(Data about app and page elements)
*** Block opens ***
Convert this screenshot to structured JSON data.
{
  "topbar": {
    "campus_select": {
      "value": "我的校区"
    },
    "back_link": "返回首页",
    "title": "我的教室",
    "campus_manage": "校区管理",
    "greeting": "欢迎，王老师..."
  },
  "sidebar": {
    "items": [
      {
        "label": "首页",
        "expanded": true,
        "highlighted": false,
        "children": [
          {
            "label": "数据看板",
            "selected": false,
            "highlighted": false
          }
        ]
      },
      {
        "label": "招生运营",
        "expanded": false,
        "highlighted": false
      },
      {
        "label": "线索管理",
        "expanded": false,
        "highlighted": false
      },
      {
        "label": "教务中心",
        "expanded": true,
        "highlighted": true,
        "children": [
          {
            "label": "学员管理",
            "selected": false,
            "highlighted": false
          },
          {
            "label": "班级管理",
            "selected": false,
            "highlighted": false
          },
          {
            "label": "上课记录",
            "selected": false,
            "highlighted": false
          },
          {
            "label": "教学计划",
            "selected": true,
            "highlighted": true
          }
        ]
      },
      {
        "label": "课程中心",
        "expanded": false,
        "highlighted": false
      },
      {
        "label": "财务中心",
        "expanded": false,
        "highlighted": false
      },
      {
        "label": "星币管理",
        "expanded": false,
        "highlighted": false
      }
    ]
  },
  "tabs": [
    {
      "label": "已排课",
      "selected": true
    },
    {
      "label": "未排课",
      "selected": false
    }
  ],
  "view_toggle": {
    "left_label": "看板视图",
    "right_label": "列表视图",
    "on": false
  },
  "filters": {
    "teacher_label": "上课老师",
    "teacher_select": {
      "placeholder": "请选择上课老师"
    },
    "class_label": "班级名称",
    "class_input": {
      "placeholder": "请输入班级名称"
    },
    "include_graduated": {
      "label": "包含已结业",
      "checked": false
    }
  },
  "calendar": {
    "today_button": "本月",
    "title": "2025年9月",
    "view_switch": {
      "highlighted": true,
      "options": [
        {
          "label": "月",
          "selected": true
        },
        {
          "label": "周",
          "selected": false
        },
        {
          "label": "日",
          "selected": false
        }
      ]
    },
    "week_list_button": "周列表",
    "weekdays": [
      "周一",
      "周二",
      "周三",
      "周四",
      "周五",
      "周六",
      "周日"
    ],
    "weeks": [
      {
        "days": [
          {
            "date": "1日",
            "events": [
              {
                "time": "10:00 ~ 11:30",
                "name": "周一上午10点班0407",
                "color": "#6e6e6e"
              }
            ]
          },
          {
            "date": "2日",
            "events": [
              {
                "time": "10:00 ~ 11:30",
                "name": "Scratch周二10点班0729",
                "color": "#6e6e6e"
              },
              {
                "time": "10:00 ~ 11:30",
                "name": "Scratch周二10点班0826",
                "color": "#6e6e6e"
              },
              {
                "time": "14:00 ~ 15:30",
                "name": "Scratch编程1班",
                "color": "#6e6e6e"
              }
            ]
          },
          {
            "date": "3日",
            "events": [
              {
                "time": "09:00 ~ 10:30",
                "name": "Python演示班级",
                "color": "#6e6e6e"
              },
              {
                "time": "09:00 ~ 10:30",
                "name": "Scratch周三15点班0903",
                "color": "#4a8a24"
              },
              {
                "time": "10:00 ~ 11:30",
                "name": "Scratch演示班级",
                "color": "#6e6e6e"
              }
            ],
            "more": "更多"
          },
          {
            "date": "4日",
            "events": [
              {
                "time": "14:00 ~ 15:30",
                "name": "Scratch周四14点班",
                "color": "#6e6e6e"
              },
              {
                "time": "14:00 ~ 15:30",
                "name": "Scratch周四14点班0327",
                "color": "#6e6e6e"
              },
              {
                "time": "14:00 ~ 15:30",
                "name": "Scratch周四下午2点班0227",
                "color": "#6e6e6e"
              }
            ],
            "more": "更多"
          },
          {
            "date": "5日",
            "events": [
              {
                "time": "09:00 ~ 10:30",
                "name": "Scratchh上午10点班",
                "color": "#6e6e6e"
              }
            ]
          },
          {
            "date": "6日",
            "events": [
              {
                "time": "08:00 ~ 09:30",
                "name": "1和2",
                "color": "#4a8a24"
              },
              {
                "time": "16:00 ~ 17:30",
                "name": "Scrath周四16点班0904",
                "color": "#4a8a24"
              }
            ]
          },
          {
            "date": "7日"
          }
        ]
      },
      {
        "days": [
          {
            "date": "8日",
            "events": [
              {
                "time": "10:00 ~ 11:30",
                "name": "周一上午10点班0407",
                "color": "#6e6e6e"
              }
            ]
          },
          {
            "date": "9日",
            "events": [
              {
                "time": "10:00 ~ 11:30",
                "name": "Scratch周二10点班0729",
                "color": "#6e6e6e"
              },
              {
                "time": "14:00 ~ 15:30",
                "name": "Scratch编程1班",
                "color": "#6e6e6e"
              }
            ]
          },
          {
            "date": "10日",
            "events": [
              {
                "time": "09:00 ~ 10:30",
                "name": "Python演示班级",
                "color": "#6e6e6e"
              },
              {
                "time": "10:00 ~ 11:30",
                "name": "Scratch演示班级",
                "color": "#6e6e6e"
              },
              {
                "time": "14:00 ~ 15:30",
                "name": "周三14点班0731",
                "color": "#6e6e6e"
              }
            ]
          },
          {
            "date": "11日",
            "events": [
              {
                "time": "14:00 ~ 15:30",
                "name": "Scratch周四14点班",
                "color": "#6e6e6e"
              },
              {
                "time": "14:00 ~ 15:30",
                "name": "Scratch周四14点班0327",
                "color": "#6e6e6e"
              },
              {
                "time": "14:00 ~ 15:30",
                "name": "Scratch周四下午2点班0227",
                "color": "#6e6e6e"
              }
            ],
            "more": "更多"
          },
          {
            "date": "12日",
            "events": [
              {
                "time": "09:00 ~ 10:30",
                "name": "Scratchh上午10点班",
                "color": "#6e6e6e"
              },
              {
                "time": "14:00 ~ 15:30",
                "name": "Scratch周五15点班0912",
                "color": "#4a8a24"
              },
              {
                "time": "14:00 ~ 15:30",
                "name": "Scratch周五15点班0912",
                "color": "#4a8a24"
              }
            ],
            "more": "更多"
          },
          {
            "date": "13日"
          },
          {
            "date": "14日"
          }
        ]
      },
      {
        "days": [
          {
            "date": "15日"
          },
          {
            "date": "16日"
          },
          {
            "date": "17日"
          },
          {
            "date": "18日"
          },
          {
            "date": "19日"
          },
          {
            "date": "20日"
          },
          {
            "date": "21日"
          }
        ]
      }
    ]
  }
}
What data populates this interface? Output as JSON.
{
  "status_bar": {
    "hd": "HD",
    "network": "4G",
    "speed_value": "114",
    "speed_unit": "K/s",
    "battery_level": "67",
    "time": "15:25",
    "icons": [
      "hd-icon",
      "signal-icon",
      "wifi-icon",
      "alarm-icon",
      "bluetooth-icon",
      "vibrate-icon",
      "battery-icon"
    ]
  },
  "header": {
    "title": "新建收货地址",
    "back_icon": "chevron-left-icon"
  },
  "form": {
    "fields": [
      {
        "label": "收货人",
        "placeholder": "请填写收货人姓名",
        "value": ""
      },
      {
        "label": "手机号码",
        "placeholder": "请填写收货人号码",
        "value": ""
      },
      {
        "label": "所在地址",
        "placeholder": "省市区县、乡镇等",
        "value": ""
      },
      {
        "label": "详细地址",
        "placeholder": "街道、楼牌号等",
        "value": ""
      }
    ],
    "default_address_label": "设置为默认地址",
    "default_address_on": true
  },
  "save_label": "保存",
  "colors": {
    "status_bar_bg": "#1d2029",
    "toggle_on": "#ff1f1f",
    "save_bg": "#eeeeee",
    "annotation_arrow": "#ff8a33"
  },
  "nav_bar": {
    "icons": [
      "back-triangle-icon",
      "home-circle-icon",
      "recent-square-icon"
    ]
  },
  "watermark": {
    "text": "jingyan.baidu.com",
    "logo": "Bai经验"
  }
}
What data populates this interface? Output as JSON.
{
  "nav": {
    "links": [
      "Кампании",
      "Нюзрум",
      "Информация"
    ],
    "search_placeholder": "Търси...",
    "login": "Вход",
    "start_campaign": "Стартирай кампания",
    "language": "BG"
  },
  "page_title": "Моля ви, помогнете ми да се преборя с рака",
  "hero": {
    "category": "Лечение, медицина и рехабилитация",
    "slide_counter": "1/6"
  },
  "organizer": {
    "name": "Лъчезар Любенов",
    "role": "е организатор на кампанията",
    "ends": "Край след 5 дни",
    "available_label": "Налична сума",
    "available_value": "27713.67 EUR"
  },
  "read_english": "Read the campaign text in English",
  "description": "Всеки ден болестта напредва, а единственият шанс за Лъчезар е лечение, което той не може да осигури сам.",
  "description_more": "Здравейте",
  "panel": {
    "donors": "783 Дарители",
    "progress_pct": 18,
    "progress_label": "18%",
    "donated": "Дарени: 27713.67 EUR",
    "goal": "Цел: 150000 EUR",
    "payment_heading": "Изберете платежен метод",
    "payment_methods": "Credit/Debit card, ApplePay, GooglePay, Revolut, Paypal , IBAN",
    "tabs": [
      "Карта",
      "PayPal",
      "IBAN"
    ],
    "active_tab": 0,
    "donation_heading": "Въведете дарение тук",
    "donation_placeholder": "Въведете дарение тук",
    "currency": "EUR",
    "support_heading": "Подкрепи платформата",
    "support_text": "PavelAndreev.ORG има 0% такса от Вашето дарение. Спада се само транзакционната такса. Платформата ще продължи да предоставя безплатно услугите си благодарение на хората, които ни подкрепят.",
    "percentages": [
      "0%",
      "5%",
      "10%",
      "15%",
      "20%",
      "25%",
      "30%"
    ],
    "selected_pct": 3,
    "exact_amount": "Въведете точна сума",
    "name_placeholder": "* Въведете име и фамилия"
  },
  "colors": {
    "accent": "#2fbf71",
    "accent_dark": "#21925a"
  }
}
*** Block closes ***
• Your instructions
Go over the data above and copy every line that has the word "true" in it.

• Problem solution
        "expanded": true,
        "expanded": true,
        "highlighted": true,
            "selected": true,
            "highlighted": true
      "selected": true
      "highlighted": true,
          "selected": true
    "default_address_on": true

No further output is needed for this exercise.